It is to Epstein's credit that he refuses to give us this requisite apology of irony, of the knowing wink. Instead, he unselfconsciously indulges in the excitement of the narrative possibilities of this sprawlingly picaresque story. Admittedly, a degree of self-ironizing does go on here, but only as a result of the hero's exuberant optimism, which is continually ricocheting off of the uncooperative realities of the California gold fields. A Hungarian Jew, a quixotic empiricist, a passionate believer in the inductive method and a former student at Harvard Medical College, Adolf Pinto casts his lot with the '49-ers and the Modoc Indians of a small mining community, whose lives he attempts to improve by means of science.

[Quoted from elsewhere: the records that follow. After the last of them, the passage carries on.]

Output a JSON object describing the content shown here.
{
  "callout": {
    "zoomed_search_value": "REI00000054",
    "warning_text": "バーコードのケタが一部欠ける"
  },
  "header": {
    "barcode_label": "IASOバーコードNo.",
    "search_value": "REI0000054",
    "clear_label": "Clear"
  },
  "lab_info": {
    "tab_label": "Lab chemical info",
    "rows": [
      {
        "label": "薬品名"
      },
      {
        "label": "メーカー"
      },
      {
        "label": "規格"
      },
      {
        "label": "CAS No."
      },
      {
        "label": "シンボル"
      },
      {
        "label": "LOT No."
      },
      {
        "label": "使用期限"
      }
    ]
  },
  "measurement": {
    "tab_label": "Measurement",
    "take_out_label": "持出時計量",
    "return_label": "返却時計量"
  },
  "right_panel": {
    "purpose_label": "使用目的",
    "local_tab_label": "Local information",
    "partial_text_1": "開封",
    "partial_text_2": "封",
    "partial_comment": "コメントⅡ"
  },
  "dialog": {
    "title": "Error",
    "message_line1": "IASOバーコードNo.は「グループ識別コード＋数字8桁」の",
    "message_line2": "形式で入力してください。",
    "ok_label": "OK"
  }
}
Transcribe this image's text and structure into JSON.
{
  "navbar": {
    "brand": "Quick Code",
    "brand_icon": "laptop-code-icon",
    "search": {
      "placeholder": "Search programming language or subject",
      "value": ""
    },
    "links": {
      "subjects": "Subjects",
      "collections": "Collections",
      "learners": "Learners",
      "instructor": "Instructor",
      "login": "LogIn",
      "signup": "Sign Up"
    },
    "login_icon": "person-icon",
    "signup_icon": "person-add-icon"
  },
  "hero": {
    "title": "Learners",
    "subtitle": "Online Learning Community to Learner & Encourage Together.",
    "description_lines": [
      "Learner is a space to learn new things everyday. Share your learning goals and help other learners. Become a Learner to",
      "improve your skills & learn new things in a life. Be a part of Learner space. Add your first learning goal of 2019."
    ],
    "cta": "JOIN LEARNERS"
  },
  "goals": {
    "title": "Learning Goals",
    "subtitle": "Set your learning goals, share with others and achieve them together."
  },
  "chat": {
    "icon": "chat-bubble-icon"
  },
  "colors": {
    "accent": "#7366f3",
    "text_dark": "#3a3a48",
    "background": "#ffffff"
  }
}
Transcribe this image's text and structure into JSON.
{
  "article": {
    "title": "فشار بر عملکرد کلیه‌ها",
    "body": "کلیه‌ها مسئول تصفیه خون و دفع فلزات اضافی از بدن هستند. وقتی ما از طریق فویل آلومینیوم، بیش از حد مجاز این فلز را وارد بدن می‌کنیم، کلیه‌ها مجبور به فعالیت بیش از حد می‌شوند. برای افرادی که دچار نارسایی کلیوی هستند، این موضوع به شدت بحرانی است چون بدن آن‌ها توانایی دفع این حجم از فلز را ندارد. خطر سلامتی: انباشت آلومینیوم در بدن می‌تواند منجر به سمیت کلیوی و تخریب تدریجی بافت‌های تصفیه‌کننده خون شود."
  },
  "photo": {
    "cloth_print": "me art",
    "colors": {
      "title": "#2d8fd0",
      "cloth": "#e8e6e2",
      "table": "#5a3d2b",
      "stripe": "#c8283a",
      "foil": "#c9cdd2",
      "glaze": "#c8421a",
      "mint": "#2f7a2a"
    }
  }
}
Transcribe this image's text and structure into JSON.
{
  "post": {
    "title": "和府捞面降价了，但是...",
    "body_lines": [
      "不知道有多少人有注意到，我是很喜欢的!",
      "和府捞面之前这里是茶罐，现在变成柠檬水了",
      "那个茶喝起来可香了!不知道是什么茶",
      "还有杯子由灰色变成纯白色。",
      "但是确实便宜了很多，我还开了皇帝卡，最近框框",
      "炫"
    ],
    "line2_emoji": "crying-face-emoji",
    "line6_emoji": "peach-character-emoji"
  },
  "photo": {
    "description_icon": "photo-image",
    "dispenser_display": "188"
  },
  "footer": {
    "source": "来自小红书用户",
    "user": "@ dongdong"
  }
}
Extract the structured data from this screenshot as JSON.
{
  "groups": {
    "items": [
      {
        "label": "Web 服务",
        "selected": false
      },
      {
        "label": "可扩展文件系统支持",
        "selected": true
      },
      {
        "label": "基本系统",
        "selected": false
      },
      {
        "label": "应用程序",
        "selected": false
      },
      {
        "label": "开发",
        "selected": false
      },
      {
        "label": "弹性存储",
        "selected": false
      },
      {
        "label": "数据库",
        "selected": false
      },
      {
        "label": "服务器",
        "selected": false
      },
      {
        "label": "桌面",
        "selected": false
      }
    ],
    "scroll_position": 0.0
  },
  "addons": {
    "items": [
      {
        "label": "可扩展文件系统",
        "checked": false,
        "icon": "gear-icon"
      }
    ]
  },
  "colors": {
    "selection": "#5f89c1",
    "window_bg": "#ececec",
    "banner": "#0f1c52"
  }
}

The most gripping incidents in the book revolve around the medical antics of this naive meliorist who sets himself up as the mentor of the book's "sons," the Modoc children he teaches to read with the sole available text, the collected poems of Robert Burns, which soon infect the speech of the young braves with a hilariously incongruous Scottish brogue. In the course of this episodic series of trials and errors (with the emphasis squarely on errors), Pinto blunders upon the discovery of ether, a cure for rabies and the invention of the modern machine gun, all of which are described in rich and believable detail. Epstein is at once sensitive to the attendant absurdities of his protagonist's unsuccessful quest for truth, and sincerely and affectingly respectful of the aims of this committed rationalist, who remains undeterred in his attempts to eliminate human suffering in the face of the agonizing defeats of his botched experiments.

In the hands of another novelist, Pinto's scientific proselytizing would have been too cerebral, too pedantic to generate any narrative interest, but Epstein thwarts all of his character's schemes at the crucial moment of their realization. This basic tension between Pinto's tenacity and the almost inevitable failure of his plans is made all the more vivid by Epstein's signature style of fiendish, unsparing morbidity, of chilling nonchalance before many of the novel's unspeakably grotesque episodes. At his best, in scenes like the Zolaesque collapse of the gold mine or the rampage of a rabid dog through the streets of the settlement, he writes with remorseless authenticity, troweling on macabre details about amputations and accidents: bodies that plummet down the shaft of the mine, splintering into pieces as they carom off the timbering on the walls, or the grisly fishing expeditions Pinto is forced to make for a Harvard anatomy instructor in the murky waters of the Charles River, which teems with the tubercular corpses that Massachusetts General Hospital jettisons from its morgue. The imperturbability of Epstein's ghoulishness transforms the book into a kind of hymn to the body in all its imperfections, disfigurements, and maladies.

Pinto and Sons is the sort of book whose seamlessly consecutive narrative, written in prose that seems to exist for the sake of its rambunctious verbs, has been designed not simply to be read but devoured. In fact, the one significant drawback to Epstein's storytelling lies in an excess rather than an absence of virtuosity: He piles up events in too rapid succession, careening from episode to episode with headlong recklessness, from amputation to epidemic to mining disaster to drought to battle to public execution. Moreover, his swashbuckling style relies too heavily on the volleys of frenzied exclamations that greet each event, the clamor of vacant expletives that assault us at every major juncture, as in the following passage in which Pinto discovers that his comrades have been cannibalized by the natives:

"Dead, then? Worse than dead: murdered! Butchered by this roving band. Half swooning, with a chill sweat on my skin, I looked at the savage faces. How sharp, how strong their teeth. How fierce the warpaint . . . Eaten! Devoured by the cannibal tribe!"

At times, this fresh and original novel about a subject we have long since mothballed in genre fiction seems to want to summon up with interjections of the picture-my-horror variety the excitement and sense of urgency its events are usually fully capable of summoning up by themselves.

Daniel Harris is a book reviewer and essayist whose work has appeared in the Nation, Salamagundi and the Antioch Review.